As the runners and walkers caught their breaths between the Percy Sutton Harlem 5K Run and “A Walk for Peace,” there was an impressive roster of speakers, but Jackie Rowe Adams gave the morning its enduring mantra.

“Raise your hand for peace and down with violence,” Adams exhorted the crowd assembled Saturday on 135th Street. “We must stop the violence now!”

Hundreds of the runners had just completed the annual 5K (3.1 miles) run and mingled with the walkers preparing for their journey around St. Nicholas Park.

“No matter where you are in the country, violence is taking place,” charged the Rev. Jacques De Graff, reminding listeners of the recent tragedy near the Empire State Building, the Aurora, Colo., shooting and several in Harlem. “But we are here this morning to walk for peace, and we it’s time we gave peace a chance.”

His admonitions were echoed by Sen. Charles Rangel, who also took time to recall Sutton, his longtime friend who died in 2009. “Percy was founder of the marathon here in the city, and he would be proud to see the turnout today,” he said to resounding cheers.

Sutton would be proud too of his granddaughter Keisha Sutton-James, who was among the more than 3,500 finishers.

“The turnout is getting bigger and more diverse each year,” said Carmen Williams, who quickly got in line behind the walk coordinator Rob Wilson. “No, I didn’t do the run, but the walk around the park is something I do all the time.”

Dignitaries in walking or running gear included Walter Edwards of the Harlem Arts Alliance, the NAACP’s Hazel Dukes, Michelle Scott, Winston Majette, Marko Nobles, Patricia Ricketts and Darwin Davis of the Greater Harlem Chamber of Commerce, Police Commissioner Ray Kelly, Willie Walker of the Harlem State Office Building and Councilman Robert Jackson.

“I did pretty well,” Jackson said of his run with no telltale signs of sweat.

While Jackson improves each year, he still has a way to go to match the record established by Mikael Tesfaye Kahsay, who clocked in at 14:49. Catherine Beck was the top women’s runner with a time of 17:15, edging Catherine Robbie, whose New York Athletic Club garnered the team prize.

Prizes too should have been awarded to the powerful sound and voice of trumpeter Joey Morant and vocalist/activist Jackie Rowe Adams for their renditions of “America, the Beautiful” and the anthems, respectively.

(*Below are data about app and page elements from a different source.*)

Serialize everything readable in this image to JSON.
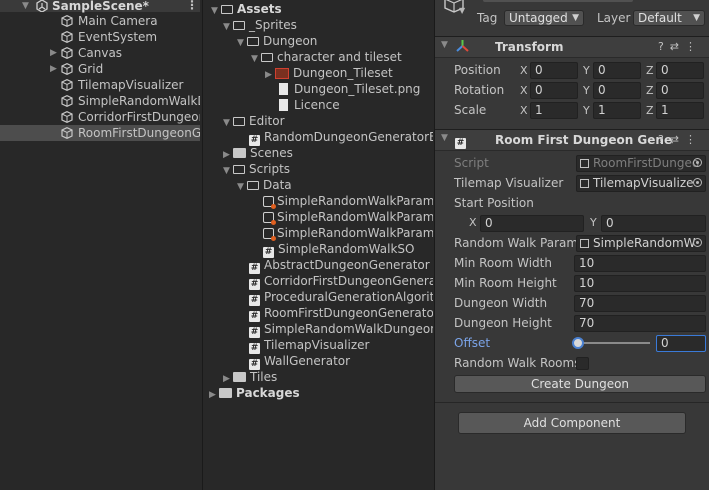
{
  "hierarchy": {
    "scene": "SampleScene*",
    "items": [
      {
        "label": "Main Camera",
        "has_children": false
      },
      {
        "label": "EventSystem",
        "has_children": false
      },
      {
        "label": "Canvas",
        "has_children": true
      },
      {
        "label": "Grid",
        "has_children": true
      },
      {
        "label": "TilemapVisualizer",
        "has_children": false
      },
      {
        "label": "SimpleRandomWalkD",
        "has_children": false
      },
      {
        "label": "CorridorFirstDungeon",
        "has_children": false
      },
      {
        "label": "RoomFirstDungeonGe",
        "has_children": false,
        "selected": true
      }
    ]
  },
  "project": {
    "assets_label": "Assets",
    "sprites_label": "_Sprites",
    "dungeon_label": "Dungeon",
    "char_tileset_label": "character and tileset",
    "dungeon_tileset_label": "Dungeon_Tileset",
    "dungeon_tileset_png_label": "Dungeon_Tileset.png",
    "licence_label": "Licence",
    "editor_label": "Editor",
    "rdg_editor_label": "RandomDungeonGeneratorEd",
    "scenes_label": "Scenes",
    "scripts_label": "Scripts",
    "data_label": "Data",
    "data_items": [
      "SimpleRandomWalkParame",
      "SimpleRandomWalkParame",
      "SimpleRandomWalkParame"
    ],
    "srw_so_label": "SimpleRandomWalkSO",
    "script_items": [
      "AbstractDungeonGenerator",
      "CorridorFirstDungeonGenerato",
      "ProceduralGenerationAlgorith",
      "RoomFirstDungeonGenerator",
      "SimpleRandomWalkDungeonG",
      "TilemapVisualizer",
      "WallGenerator"
    ],
    "tiles_label": "Tiles",
    "packages_label": "Packages"
  },
  "inspector": {
    "tag_label": "Tag",
    "tag_value": "Untagged",
    "layer_label": "Layer",
    "layer_value": "Default",
    "transform": {
      "title": "Transform",
      "position_label": "Position",
      "rotation_label": "Rotation",
      "scale_label": "Scale",
      "position": {
        "x": "0",
        "y": "0",
        "z": "0"
      },
      "rotation": {
        "x": "0",
        "y": "0",
        "z": "0"
      },
      "scale": {
        "x": "1",
        "y": "1",
        "z": "1"
      },
      "axis_x": "X",
      "axis_y": "Y",
      "axis_z": "Z"
    },
    "component": {
      "title": "Room First Dungeon Gene",
      "script_label": "Script",
      "script_value": "RoomFirstDungeo",
      "tilemap_label": "Tilemap Visualizer",
      "tilemap_value": "TilemapVisualize",
      "start_position_label": "Start Position",
      "start_x_label": "X",
      "start_x": "0",
      "start_y_label": "Y",
      "start_y": "0",
      "rw_params_label": "Random Walk Parame",
      "rw_params_value": "SimpleRandomW",
      "min_room_width_label": "Min Room Width",
      "min_room_width": "10",
      "min_room_height_label": "Min Room Height",
      "min_room_height": "10",
      "dungeon_width_label": "Dungeon Width",
      "dungeon_width": "70",
      "dungeon_height_label": "Dungeon Height",
      "dungeon_height": "70",
      "offset_label": "Offset",
      "offset_value": "0",
      "offset_slider_fraction": 0,
      "random_walk_rooms_label": "Random Walk Rooms",
      "random_walk_rooms_checked": false,
      "create_button": "Create Dungeon"
    },
    "add_component_button": "Add Component"
  }
}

Before he opened his remarks, Imam Talib Abdur-Rashid greeted the crowd with his traditional “A-Salaamu Alaikum,” which means “peace be unto you.”

And it was answered with a similar cry for peace–and it was the perfect response to the day’s mantra.